This is the sort of book I don’t usually read. You know the ones, from the “sad story” section of the bookshop. The misery-books as I call them. But a few years ago I’d heard of Melvin Burgess as an author to look out for. I’ve read his Lady : My life as a Bitch and to be honest I wasn’t all that impressed, but I’ll always give an author a second go. So I tried this one.
In the 1980′s Nick Dane is growing up as an average, if bright kid. He comes from a single parent family, and his mother has a secret. She never got off the drugs, not completely. And in the course of having a “taste” she accidentally overdoses and Nick is left all alone in the world. Soon he finds himself carted off to a “home” for boys, and soon learns that the violence and random beatings are not the worse this place has to offer.
Posted on 1 November 2010 | By Fence | 6 responses
by Raymond Radiguet translated by Christopher Moncrieff
Although the 1930′s mini challenge has come to an end, when I spotted this book at work I thought it might fit, and wanted to read more books of that time. Of course then I read the details and discovered that it was actually written earlier than that… Oh well
The devil in the flesh created quite a bit of a scandal when it was published, semi-autobiographical, the author wrote it from the age of sixteen to eighteen, after his own affair with a married woman. And that, my dears, is the central theme to this book. In fact, it is the end all and the be all of everything in this book. Our 15/16 year old narrator’s affair with a married woman. And I found that incredibly off-putting.
Posted on 20 August 2010 | By Fence
by Simon Lelic
I wasn’t there. I didn’t see it. Me and Banks were down by the ponds, pissing about with this Sainsbury’s trolley we found on the common.
This is the story of a school shooting. A teacher walks into assembly and kills three people. Two students and a teacher. Lucia May is the police officer who is supposed to “wrap up” the investigation and file it under psycho teacher, terrible tragedy, nothing anyone could have done. But instead she finds herself returning again and again to the school, and trying to figure out why it happened. How this mild-mannered history teacher could have had so much violence in him.
Posted on 1 June 2010 | By Fence
Author: Brunonia Barry
When I first started reading this book I’ll admit to being a little bit confused. It was group read, for HistoricalFavorites, where was the history aspect. I kept waiting for flashbacks to old Salem and witch hunts.

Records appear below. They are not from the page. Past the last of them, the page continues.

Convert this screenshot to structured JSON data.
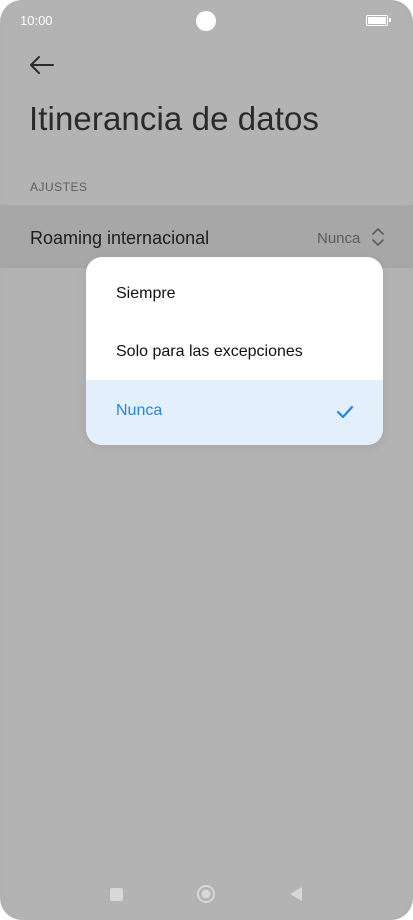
{
  "status_bar": {
    "time": "10:00"
  },
  "header": {
    "title": "Itinerancia de datos"
  },
  "section": {
    "label": "AJUSTES"
  },
  "setting_row": {
    "label": "Roaming internacional",
    "value": "Nunca"
  },
  "dropdown": {
    "options": [
      {
        "label": "Siempre",
        "selected": false
      },
      {
        "label": "Solo para las excepciones",
        "selected": false
      },
      {
        "label": "Nunca",
        "selected": true
      }
    ]
  },
  "colors": {
    "accent": "#1f86e8",
    "selected_bg": "#e4effc",
    "dim_overlay": "#b3b3b3"
  },
  "icons": {
    "back": "arrow-left-icon",
    "chevron": "chevron-up-down-icon",
    "check": "checkmark-icon",
    "nav_recent": "square-icon",
    "nav_home": "circle-icon",
    "nav_back": "triangle-left-icon"
  }
}
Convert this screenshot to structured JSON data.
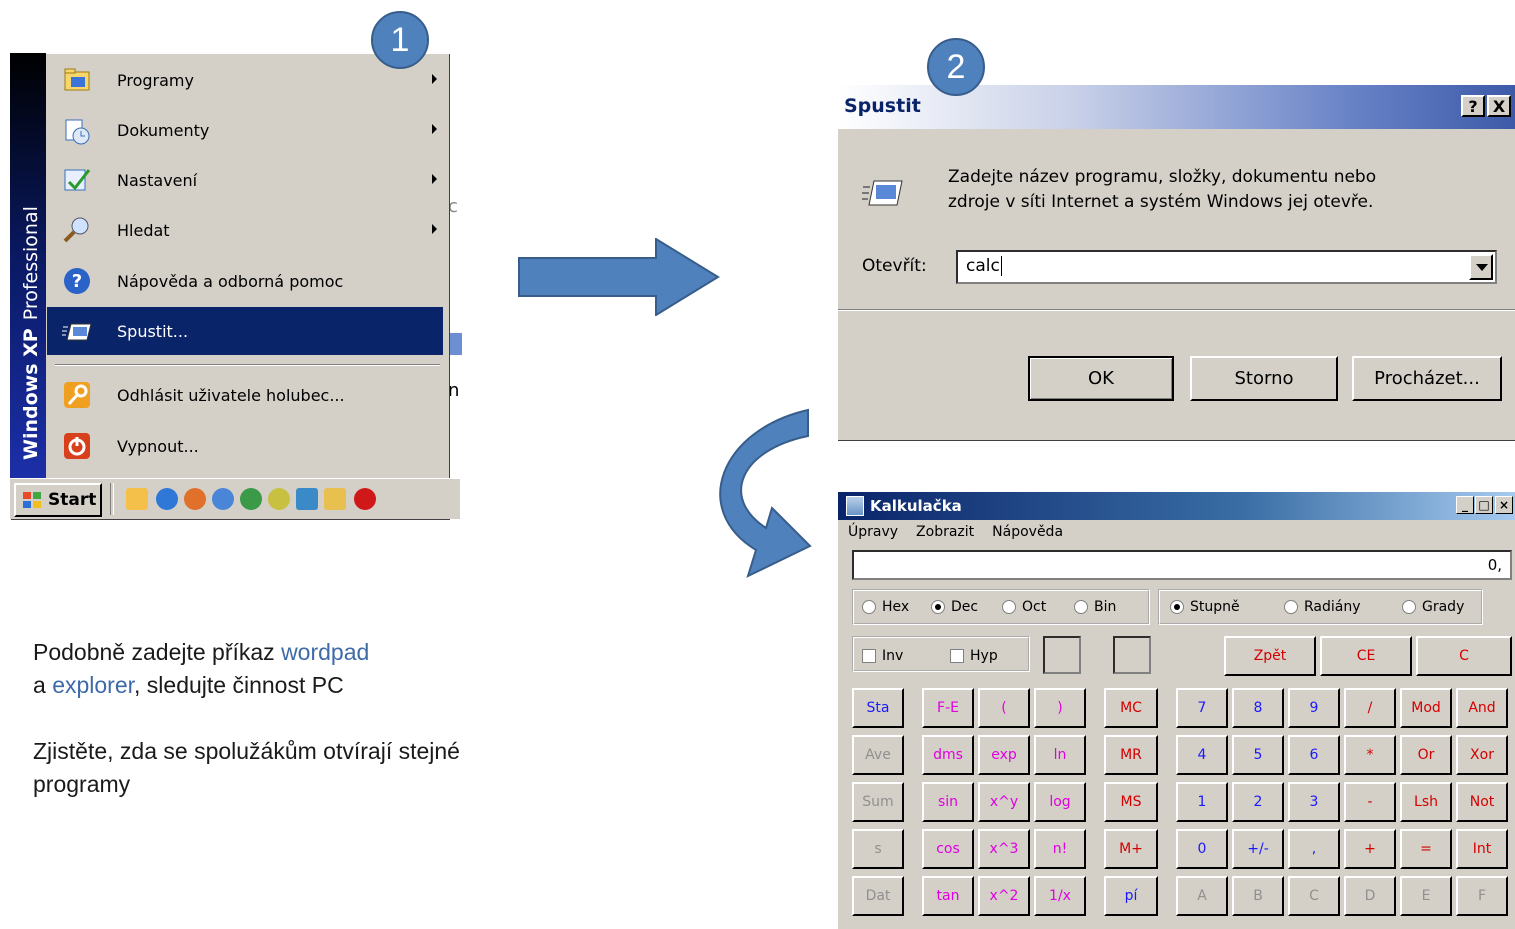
{
  "badges": {
    "step1": "1",
    "step2": "2"
  },
  "start_menu": {
    "banner": "Windows XP Professional",
    "items": [
      {
        "label": "Programy",
        "submenu": true,
        "icon": "programs-icon"
      },
      {
        "label": "Dokumenty",
        "submenu": true,
        "icon": "documents-icon"
      },
      {
        "label": "Nastavení",
        "submenu": true,
        "icon": "settings-icon"
      },
      {
        "label": "Hledat",
        "submenu": true,
        "icon": "search-icon"
      },
      {
        "label": "Nápověda a odborná pomoc",
        "submenu": false,
        "icon": "help-icon"
      },
      {
        "label": "Spustit...",
        "submenu": false,
        "icon": "run-icon",
        "selected": true
      },
      {
        "label": "Odhlásit uživatele holubec...",
        "submenu": false,
        "icon": "logoff-icon"
      },
      {
        "label": "Vypnout...",
        "submenu": false,
        "icon": "shutdown-icon"
      }
    ],
    "start_button": "Start"
  },
  "run_dialog": {
    "title": "Spustit",
    "help_btn": "?",
    "close_btn": "X",
    "message_line1": "Zadejte název programu, složky, dokumentu nebo",
    "message_line2": "zdroje v síti Internet a systém Windows jej otevře.",
    "open_label": "Otevřít:",
    "input_value": "calc",
    "ok": "OK",
    "cancel": "Storno",
    "browse": "Procházet..."
  },
  "calculator": {
    "title": "Kalkulačka",
    "menu": [
      "Úpravy",
      "Zobrazit",
      "Nápověda"
    ],
    "display": "0,",
    "bases": [
      "Hex",
      "Dec",
      "Oct",
      "Bin"
    ],
    "selected_base": "Dec",
    "angles": [
      "Stupně",
      "Radiány",
      "Grady"
    ],
    "selected_angle": "Stupně",
    "inv": "Inv",
    "hyp": "Hyp",
    "edit_keys": [
      "Zpět",
      "CE",
      "C"
    ],
    "rows": [
      [
        "Sta",
        "F-E",
        "(",
        ")",
        "MC",
        "7",
        "8",
        "9",
        "/",
        "Mod",
        "And"
      ],
      [
        "Ave",
        "dms",
        "exp",
        "ln",
        "MR",
        "4",
        "5",
        "6",
        "*",
        "Or",
        "Xor"
      ],
      [
        "Sum",
        "sin",
        "x^y",
        "log",
        "MS",
        "1",
        "2",
        "3",
        "-",
        "Lsh",
        "Not"
      ],
      [
        "s",
        "cos",
        "x^3",
        "n!",
        "M+",
        "0",
        "+/-",
        ",",
        "+",
        "=",
        "Int"
      ],
      [
        "Dat",
        "tan",
        "x^2",
        "1/x",
        "pí",
        "A",
        "B",
        "C",
        "D",
        "E",
        "F"
      ]
    ],
    "key_colors": {
      "red": "#d40000",
      "blue": "#1a1aff",
      "magenta": "#e000e0",
      "gray": "#909090"
    }
  },
  "instructions": {
    "p1_a": "Podobně zadejte příkaz ",
    "p1_w1": "wordpad",
    "p1_b": "a ",
    "p1_w2": "explorer",
    "p1_c": ", sledujte činnost PC",
    "p2": "Zjistěte, zda se spolužákům otvírají stejné programy"
  }
}
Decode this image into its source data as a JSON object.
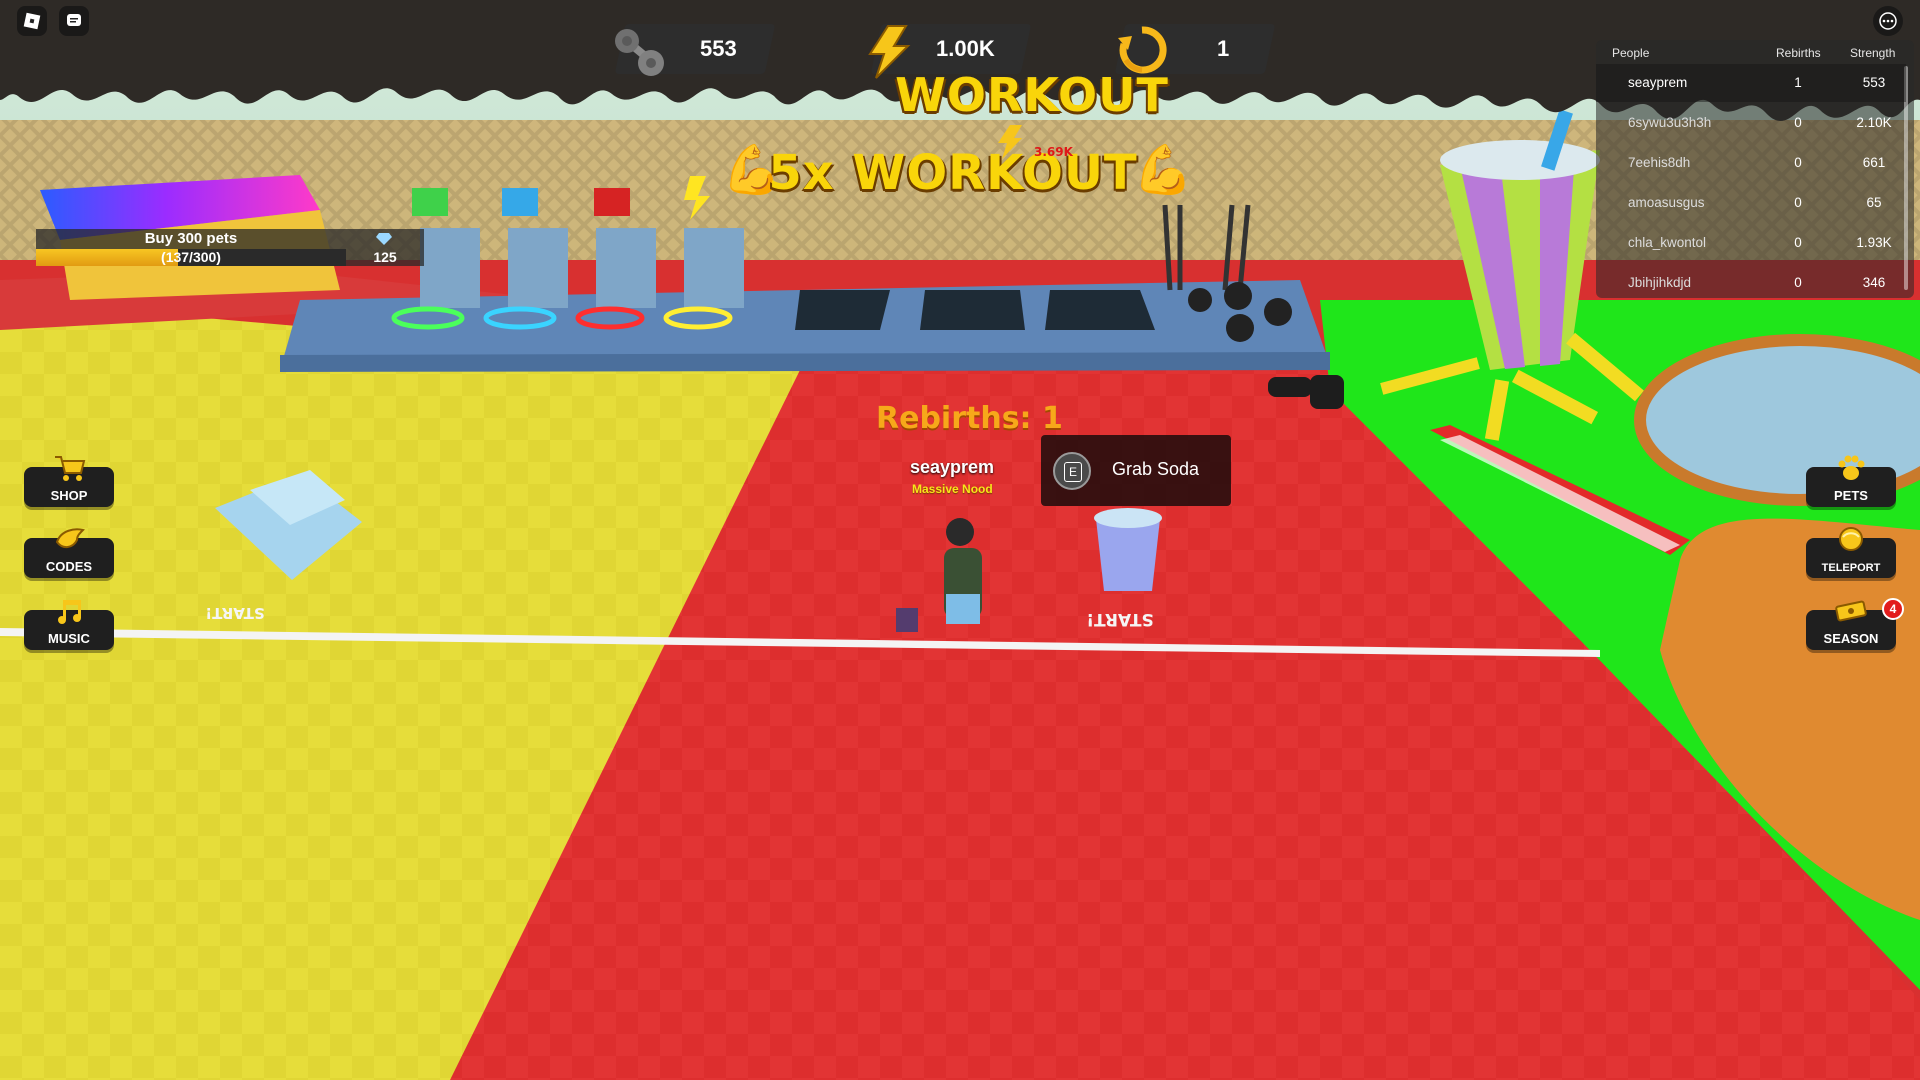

But instead I got the story of Towner Whitney and her family, and how the past is always around, especially when you try to ignore it.
Many of the Whitney family have the gift of reading lace, they can tell a lot about a person and their future, but ever since her sister committed suicide Towner has tried to escape that life. She herself suffered so much from the trauma of that experience that she felt she needed electro-shock therapy in order to overcome her anxieties. But that treatment ripped away many of her memories; now, back in Salem after her aunt’s disappearance Towner is forced to reconnect with people; friends and enemies from her past.
Posted on 4 May 2010 | By Fence
Author: Audrey Niffenegger
For a lot of this book I really really liked it. I never quite loved it; but for a while I did really enjoy it. The writing is great. And the premise was interesting. But it just didn’t work in the end. And I think that one of the major problems was that the character who makes this big decision, well, I just didn’t get why she made it. And I really didn’t understand why other characters went along with her. That wasn’t the only problem, it just meant that I was less forgiving of the others